Archive for July, 2005
In this week’s Gentoo newsletter we included a request for feedback on possibly stopping development of gentoo-sources-2.4 and removing it from the tree.
John M has already written about the new plan of action in response to this feedback, but as we have recieved a fair quantity of interesting feedback, I thought it might be worth sharing some of it.
Most of the mails are from people who apparently misread the article, thinking that we are dropping Linux 2.4 completely. People were very keen to remind us of certain software and hardware which doesn’t work on 2.6.
One user thought he was doomed to 2.4 simply because his hardware is unsupported in any kernel, however Promise do provide 2.4-only drivers on their websites. Fortunately, all that is needed is a small patch to get this working on recent 2.6 kernels, so Linux should support Promise TX4200 SATA controllers very soon.
Some users reported that they are stuck to 2.4 because of their wireless cards – support is not available in 2.6, and the vendors insist on producing drivers for 2.4 only.
We suspect that the other alien hardware incompatibilities that were reported to us are already supported in 2.6, but we have yet to recieve the information to confirm this.
A few users reminded us that our OpenAFS ebuilds are so outdated that they don’t run on 2.6 at all. Fortunately, Seemant assures us that he’s been fuelling his production line and a new OpenAFS package maintainer should be ready for public consumption sometime soon.
We recieved a couple of more interesting mails, for example this guy, who ‘gets’ how Gentoo works:
I migrated our desktops and servers from 2.4 to 2.6 a number of months ago, so I encourage discontinuation of 2.4. The more people on 2.6 the easier it will be to maintain.
Notice in the above email he referred to “our desktops“. Many of the emails were written in this tone – from a corporate environment. People saying “we use”, “we migrated”, “…a big concern for us”, etc. Doesn’t anyone use Gentoo just because its fun anymore? :)
Another user pointed out that Gentoo rocks because it’s very easy to still be using a 2.4 kernel without also having to run packages that are a year out of date.
Thats about all so far. Thanks for all the feedback, we’ll probably get something in next weeks newsletter to conclude.
I’ve just committed a new version of these, creating a transparent layer, so that these bindings work exactly the same on FreeBSD as they do on Linux. On FreeBSD systems, this will make use of FreeBSD’s extattr API – effectively making the use of extended attributes somewhat portable. The interface which Mono exposes is still the Linux xattr API, but the slight differences between xattr/extattr are handled accordingly by the mono runtime. Thanks to Stephen Bennett (spb from Gentoo) for letting me test things on his FreeBSD install.
Extended attributes are metadata (key/value pairs) that you can apply to files, directories, and symlinks. For example, a program could store the mime-type of a file in an attribute to prevent the need to look it up in future. Extended attributes are nice, because they are stored in/near the file inode, making them cheap to use if you are going to be using the file anyway. Beagle uses them internally and suffers quite a bit when it has to resort to using a traditional database instead.

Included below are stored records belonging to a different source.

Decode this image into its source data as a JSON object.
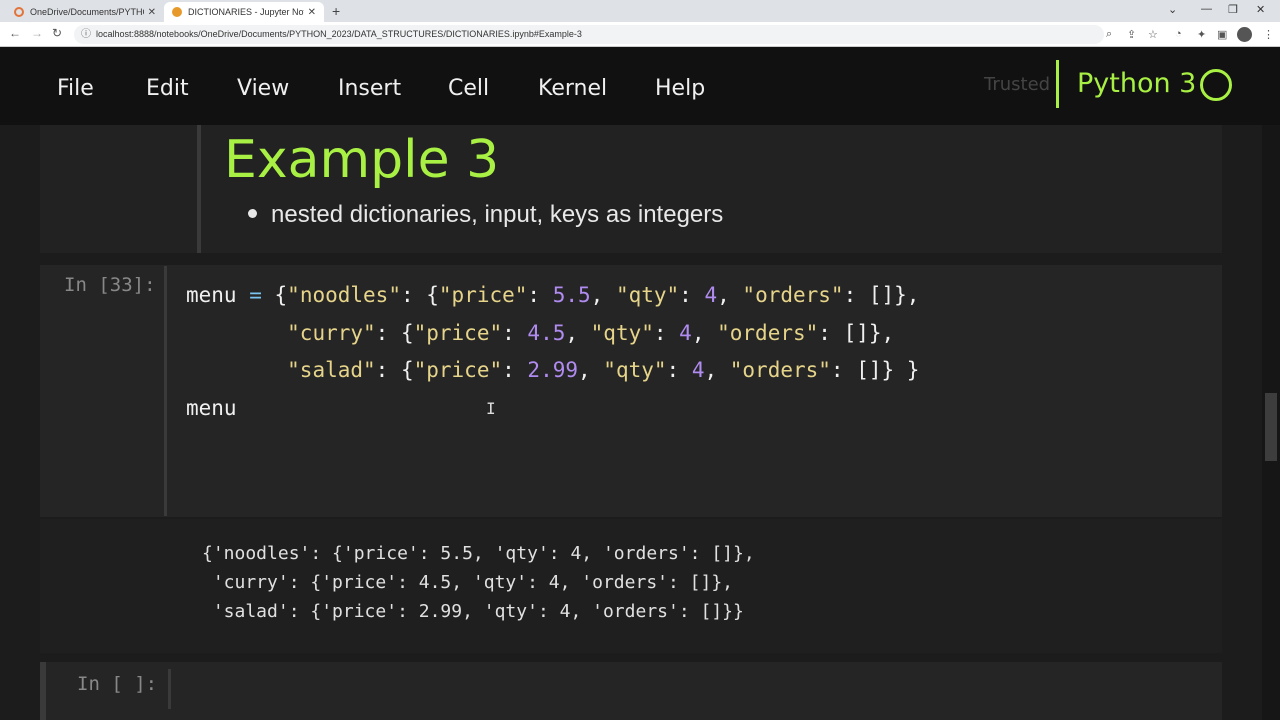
{
  "browser": {
    "tabs": [
      {
        "title": "OneDrive/Documents/PYTHON_",
        "active": false,
        "favicon_color": "#e2733a"
      },
      {
        "title": "DICTIONARIES - Jupyter Notebo",
        "active": true,
        "favicon_color": "#e79a2b"
      }
    ],
    "new_tab": "+",
    "url": "localhost:8888/notebooks/OneDrive/Documents/PYTHON_2023/DATA_STRUCTURES/DICTIONARIES.ipynb#Example-3"
  },
  "jupyter": {
    "menu": [
      "File",
      "Edit",
      "View",
      "Insert",
      "Cell",
      "Kernel",
      "Help"
    ],
    "trusted": "Trusted",
    "kernel": "Python 3",
    "accent": "#a8f043"
  },
  "markdown": {
    "heading": "Example 3",
    "bullet": "nested dictionaries, input, keys as integers"
  },
  "code_cell": {
    "prompt": "In [33]:",
    "line1": {
      "a": "menu ",
      "eq": "=",
      "b": " {",
      "s1": "\"noodles\"",
      "c": ": {",
      "s2": "\"price\"",
      "d": ": ",
      "n1": "5.5",
      "e": ", ",
      "s3": "\"qty\"",
      "f": ": ",
      "n2": "4",
      "g": ", ",
      "s4": "\"orders\"",
      "h": ": []},"
    },
    "line2": {
      "a": "        ",
      "s1": "\"curry\"",
      "c": ": {",
      "s2": "\"price\"",
      "d": ": ",
      "n1": "4.5",
      "e": ", ",
      "s3": "\"qty\"",
      "f": ": ",
      "n2": "4",
      "g": ", ",
      "s4": "\"orders\"",
      "h": ": []},"
    },
    "line3": {
      "a": "        ",
      "s1": "\"salad\"",
      "c": ": {",
      "s2": "\"price\"",
      "d": ": ",
      "n1": "2.99",
      "e": ", ",
      "s3": "\"qty\"",
      "f": ": ",
      "n2": "4",
      "g": ", ",
      "s4": "\"orders\"",
      "h": ": []} }"
    },
    "line4": "menu"
  },
  "output": {
    "lines": [
      "{'noodles': {'price': 5.5, 'qty': 4, 'orders': []},",
      " 'curry': {'price': 4.5, 'qty': 4, 'orders': []},",
      " 'salad': {'price': 2.99, 'qty': 4, 'orders': []}}"
    ]
  },
  "empty_cell": {
    "prompt": "In [ ]:"
  }
}
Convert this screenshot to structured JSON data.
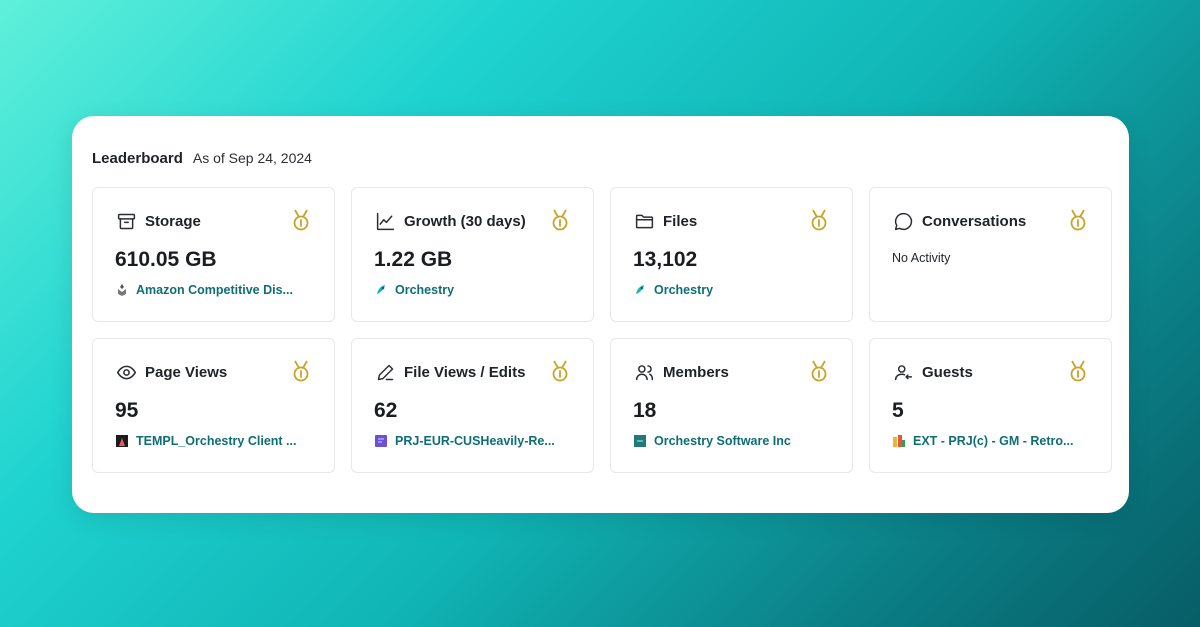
{
  "header": {
    "title": "Leaderboard",
    "as_of": "As of Sep 24, 2024"
  },
  "cards": [
    {
      "label": "Storage",
      "icon": "archive-icon",
      "value": "610.05 GB",
      "leader": "Amazon Competitive Dis...",
      "leader_icon": "team-logo-icon"
    },
    {
      "label": "Growth (30 days)",
      "icon": "line-chart-icon",
      "value": "1.22 GB",
      "leader": "Orchestry",
      "leader_icon": "orchestry-logo-icon"
    },
    {
      "label": "Files",
      "icon": "folder-icon",
      "value": "13,102",
      "leader": "Orchestry",
      "leader_icon": "orchestry-logo-icon"
    },
    {
      "label": "Conversations",
      "icon": "chat-bubble-icon",
      "value": "",
      "no_activity": "No Activity"
    },
    {
      "label": "Page Views",
      "icon": "eye-icon",
      "value": "95",
      "leader": "TEMPL_Orchestry Client ...",
      "leader_icon": "templ-logo-icon"
    },
    {
      "label": "File Views / Edits",
      "icon": "pencil-icon",
      "value": "62",
      "leader": "PRJ-EUR-CUSHeavily-Re...",
      "leader_icon": "prj-logo-icon"
    },
    {
      "label": "Members",
      "icon": "users-icon",
      "value": "18",
      "leader": "Orchestry Software Inc",
      "leader_icon": "os-logo-icon"
    },
    {
      "label": "Guests",
      "icon": "guest-user-icon",
      "value": "5",
      "leader": "EXT - PRJ(c) - GM - Retro...",
      "leader_icon": "ext-logo-icon"
    }
  ],
  "colors": {
    "medal": "#c9a227",
    "leader_text": "#0f6e74",
    "accent_bg": "#12c6c6"
  }
}
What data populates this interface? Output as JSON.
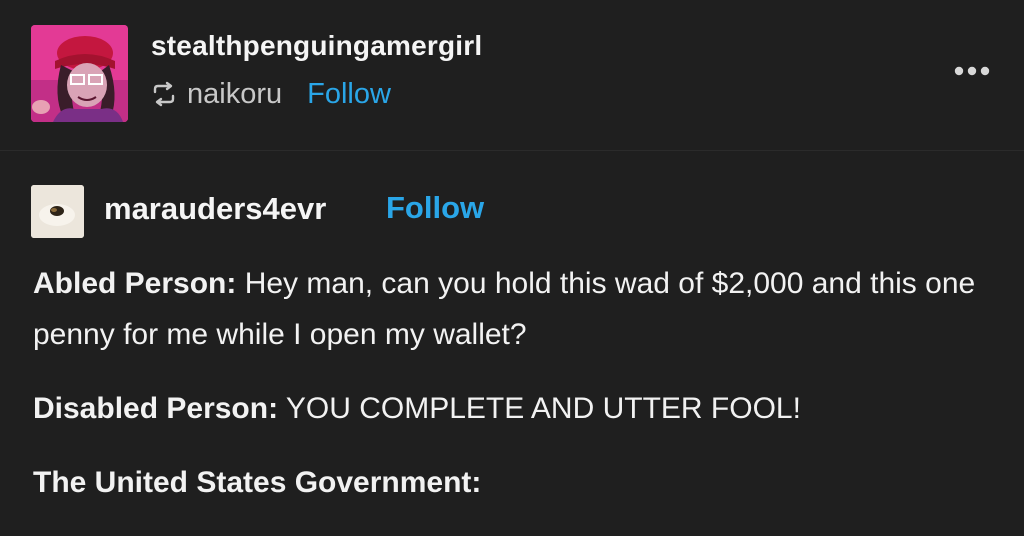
{
  "post": {
    "blog_name": "stealthpenguingamergirl",
    "reblog_source": "naikoru",
    "follow_label": "Follow",
    "more_icon": "more-horizontal-icon",
    "reblog_icon": "reblog-icon"
  },
  "trail": {
    "name": "marauders4evr",
    "follow_label": "Follow"
  },
  "content": {
    "lines": [
      {
        "speaker": "Abled Person:",
        "text": " Hey man, can you hold this wad of $2,000 and this one penny for me while I open my wallet?"
      },
      {
        "speaker": "Disabled Person:",
        "text": " YOU COMPLETE AND UTTER FOOL!"
      },
      {
        "speaker": "The United States Government:",
        "text": ""
      }
    ]
  },
  "colors": {
    "background": "#1f1f1f",
    "follow": "#2aa6e8",
    "avatar_bg": "#e9389a"
  }
}
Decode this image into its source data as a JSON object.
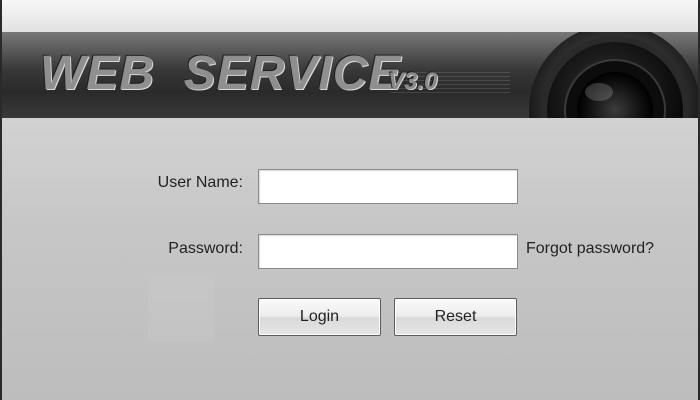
{
  "header": {
    "title": "WEB  SERVICE",
    "version": "V3.0"
  },
  "login_form": {
    "username_label": "User Name:",
    "username_value": "",
    "password_label": "Password:",
    "password_value": "",
    "forgot_password_link": "Forgot password?",
    "login_button": "Login",
    "reset_button": "Reset"
  },
  "icons": {
    "banner_decoration": "camera-lens-icon"
  }
}
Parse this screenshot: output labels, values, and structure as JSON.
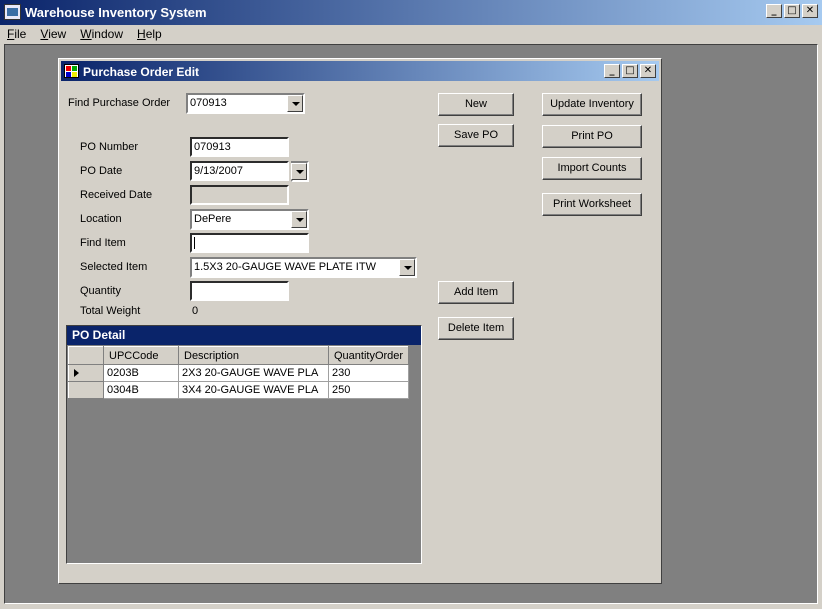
{
  "app": {
    "title": "Warehouse Inventory System"
  },
  "menu": [
    {
      "key": "F",
      "rest": "ile"
    },
    {
      "key": "V",
      "rest": "iew"
    },
    {
      "key": "W",
      "rest": "indow"
    },
    {
      "key": "H",
      "rest": "elp"
    }
  ],
  "window_buttons": {
    "minimize": "_",
    "maximize": "□",
    "close": "✕"
  },
  "form": {
    "title": "Purchase Order Edit",
    "find_po_label": "Find Purchase Order",
    "find_po_value": "070913",
    "po_number_label": "PO Number",
    "po_number_value": "070913",
    "po_date_label": "PO Date",
    "po_date_value": "9/13/2007",
    "received_date_label": "Received Date",
    "received_date_value": "",
    "location_label": "Location",
    "location_value": "DePere",
    "find_item_label": "Find Item",
    "find_item_value": "",
    "selected_item_label": "Selected Item",
    "selected_item_value": "1.5X3 20-GAUGE WAVE PLATE ITW",
    "quantity_label": "Quantity",
    "quantity_value": "",
    "total_weight_label": "Total Weight",
    "total_weight_value": "0"
  },
  "buttons": {
    "new": "New",
    "save_po": "Save PO",
    "add_item": "Add Item",
    "delete_item": "Delete Item",
    "update_inventory": "Update Inventory",
    "print_po": "Print PO",
    "import_counts": "Import Counts",
    "print_worksheet": "Print Worksheet"
  },
  "po_detail": {
    "caption": "PO Detail",
    "columns": [
      "UPCCode",
      "Description",
      "QuantityOrder"
    ],
    "rows": [
      [
        "0203B",
        "2X3 20-GAUGE WAVE PLA",
        "230"
      ],
      [
        "0304B",
        "3X4 20-GAUGE WAVE PLA",
        "250"
      ]
    ]
  }
}
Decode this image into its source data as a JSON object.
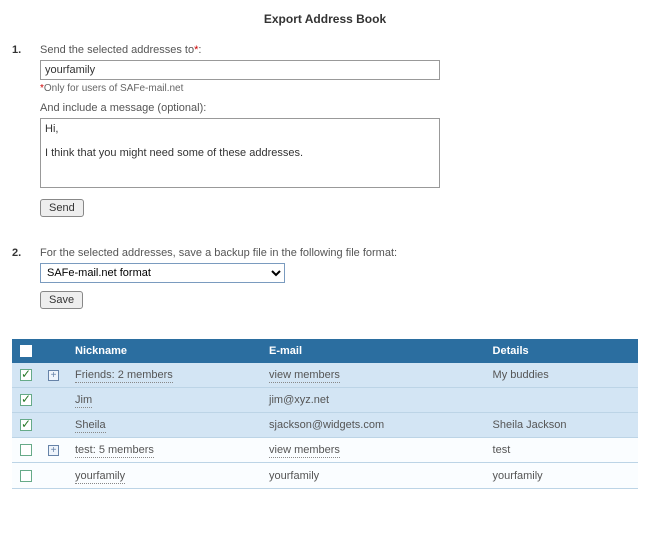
{
  "title": "Export Address Book",
  "step1": {
    "num": "1.",
    "label": "Send the selected addresses to",
    "required_mark": "*",
    "colon": ":",
    "recipient_value": "yourfamily",
    "footnote_star": "*",
    "footnote_text": "Only for users of SAFe-mail.net",
    "message_label": "And include a message (optional):",
    "message_value": "Hi,\n\nI think that you might need some of these addresses.",
    "send_label": "Send"
  },
  "step2": {
    "num": "2.",
    "label": "For the selected addresses, save a backup file in the following file format:",
    "format_selected": "SAFe-mail.net format",
    "save_label": "Save"
  },
  "table": {
    "headers": {
      "nickname": "Nickname",
      "email": "E-mail",
      "details": "Details"
    },
    "rows": [
      {
        "checked": true,
        "expandable": true,
        "nickname": "Friends: 2 members",
        "email": "view members",
        "details": "My buddies"
      },
      {
        "checked": true,
        "expandable": false,
        "nickname": "Jim",
        "email": "jim@xyz.net",
        "details": ""
      },
      {
        "checked": true,
        "expandable": false,
        "nickname": "Sheila",
        "email": "sjackson@widgets.com",
        "details": "Sheila Jackson"
      },
      {
        "checked": false,
        "expandable": true,
        "nickname": "test: 5 members",
        "email": "view members",
        "details": "test"
      },
      {
        "checked": false,
        "expandable": false,
        "nickname": "yourfamily",
        "email": "yourfamily",
        "details": "yourfamily"
      }
    ]
  }
}
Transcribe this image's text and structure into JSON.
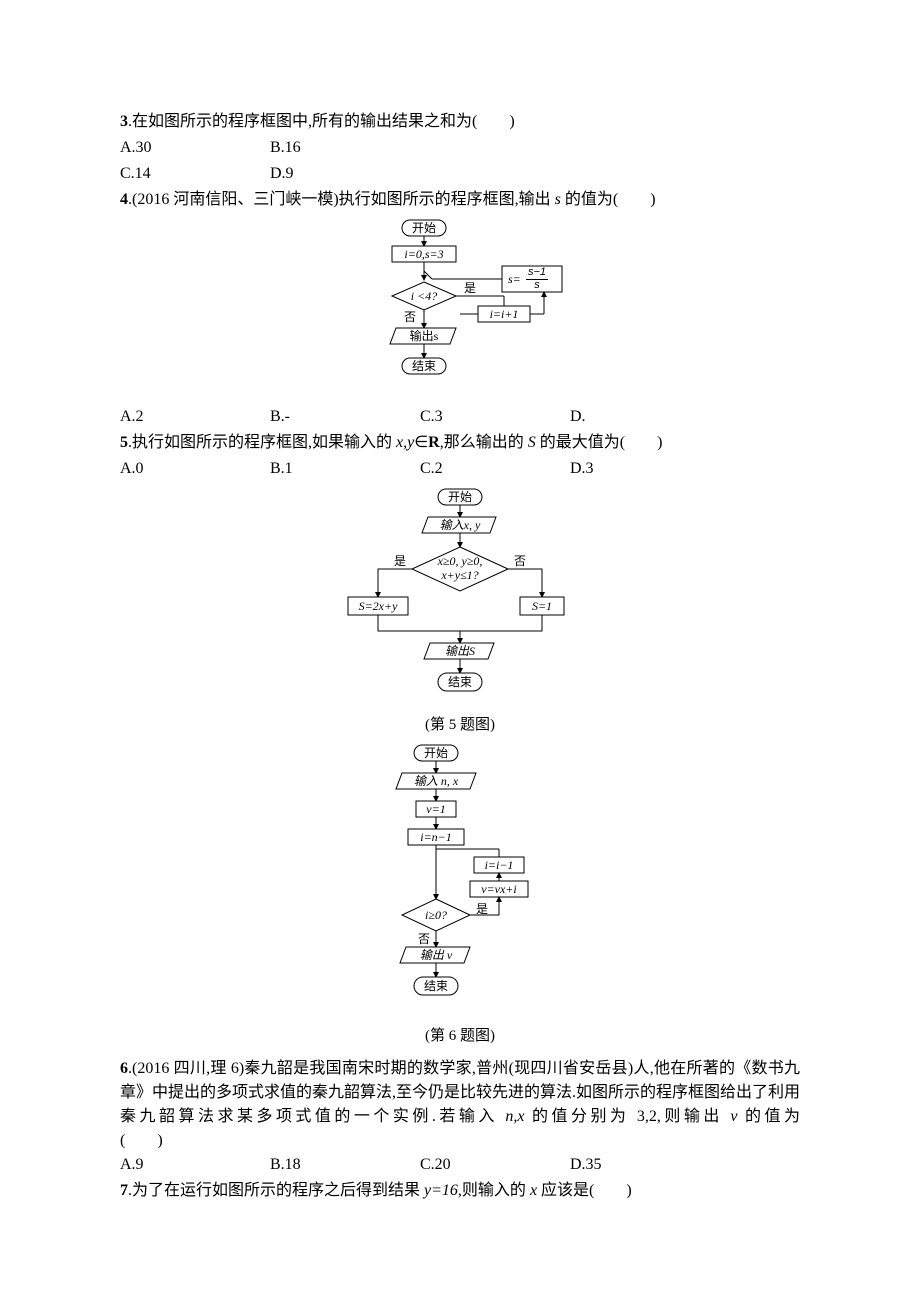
{
  "q3": {
    "num": "3",
    "text": ".在如图所示的程序框图中,所有的输出结果之和为(　　)",
    "options": {
      "A": "A.30",
      "B": "B.16",
      "C": "C.14",
      "D": "D.9"
    }
  },
  "q4": {
    "num": "4",
    "prefix": ".(2016 河南信阳、三门峡一模)执行如图所示的程序框图,输出 ",
    "var": "s",
    "suffix": " 的值为(　　)",
    "options": {
      "A": "A.2",
      "B": "B.-",
      "C": "C.3",
      "D": "D."
    },
    "fc": {
      "start": "开始",
      "init": "i=0,s=3",
      "update": "s= ",
      "frac_num": "s−1",
      "frac_den": "s",
      "cond": "i <4?",
      "yes": "是",
      "no": "否",
      "inc": "i=i+1",
      "out": "输出s",
      "end": "结束"
    }
  },
  "q5": {
    "num": "5",
    "prefix": ".执行如图所示的程序框图,如果输入的 ",
    "vars": "x,y",
    "inset": "∈",
    "rset": "R",
    "suffix": ",那么输出的 ",
    "svar": "S",
    "suffix2": " 的最大值为(　　)",
    "options": {
      "A": "A.0",
      "B": "B.1",
      "C": "C.2",
      "D": "D.3"
    },
    "fc": {
      "start": "开始",
      "input": "输入x, y",
      "cond1": "x≥0, y≥0,",
      "cond2": "x+y≤1?",
      "yes": "是",
      "no": "否",
      "left": "S=2x+y",
      "right": "S=1",
      "out": "输出S",
      "end": "结束"
    },
    "caption": "(第 5 题图)"
  },
  "q6": {
    "num": "6",
    "prefix": ".(2016 四川,理 6)秦九韶是我国南宋时期的数学家,普州(现四川省安岳县)人,他在所著的《数书九章》中提出的多项式求值的秦九韶算法,至今仍是比较先进的算法.如图所示的程序框图给出了利用秦九韶算法求某多项式值的一个实例.若输入 ",
    "vars": "n,x",
    "mid": " 的值分别为 3,2,则输出 ",
    "vvar": "v",
    "suffix": " 的值为　　　　　　　(　　)",
    "options": {
      "A": "A.9",
      "B": "B.18",
      "C": "C.20",
      "D": "D.35"
    },
    "fc": {
      "start": "开始",
      "input": "输入 n, x",
      "v1": "v=1",
      "in1": "i=n−1",
      "idec": "i=i−1",
      "vupd": "v=vx+i",
      "cond": "i≥0?",
      "yes": "是",
      "no": "否",
      "out": "输出 v",
      "end": "结束"
    },
    "caption": "(第 6 题图)"
  },
  "q7": {
    "num": "7",
    "prefix": ".为了在运行如图所示的程序之后得到结果 ",
    "eq": "y=16",
    "mid": ",则输入的 ",
    "xvar": "x",
    "suffix": " 应该是(　　)"
  }
}
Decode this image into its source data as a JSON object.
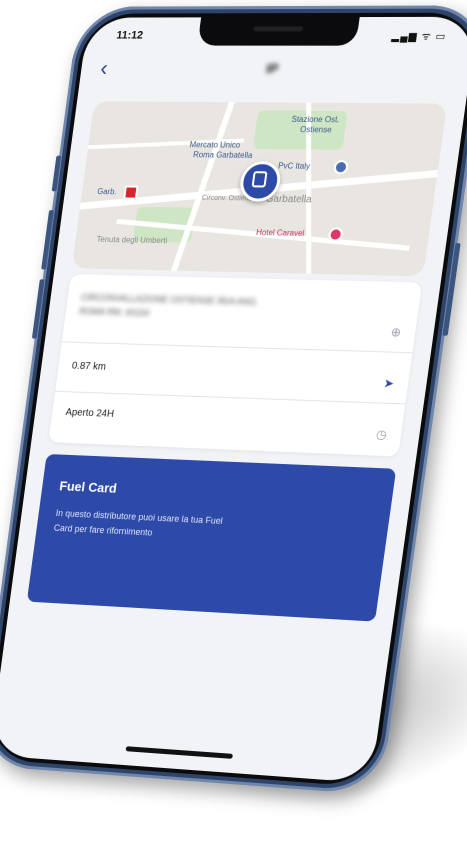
{
  "status_bar": {
    "time": "11:12",
    "icons": "▂▄▆ ᯤ ▭"
  },
  "nav": {
    "back_icon": "‹",
    "title": "IP"
  },
  "map": {
    "labels": {
      "mercato": "Mercato Unico",
      "mercato2": "Roma Garbatella",
      "pvc": "PvC Italy",
      "garbatella": "Garbatella",
      "hotel": "Hotel Caravel",
      "street": "Circonv. Ostiense",
      "top_right": "Stazione Ost.",
      "top_right2": "Ostiense",
      "metro": "Garb.",
      "bottom_left": "Tenuta degli Umberti"
    }
  },
  "details": {
    "address": "CIRCONVALLAZIONE OSTIENSE 95/A ANG. ROMA RM, 00154",
    "distance": "0.87 km",
    "hours": "Aperto 24H"
  },
  "fuel_card": {
    "title": "Fuel Card",
    "description": "In questo distributore puoi usare la tua Fuel Card per fare rifornimento"
  },
  "colors": {
    "accent": "#2e4aa8",
    "frame": "#2f4469",
    "screen_bg": "#f2f3f6"
  }
}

I’ve also been working on improving the unicode handling in the System.Uri class, which is pretty nasty.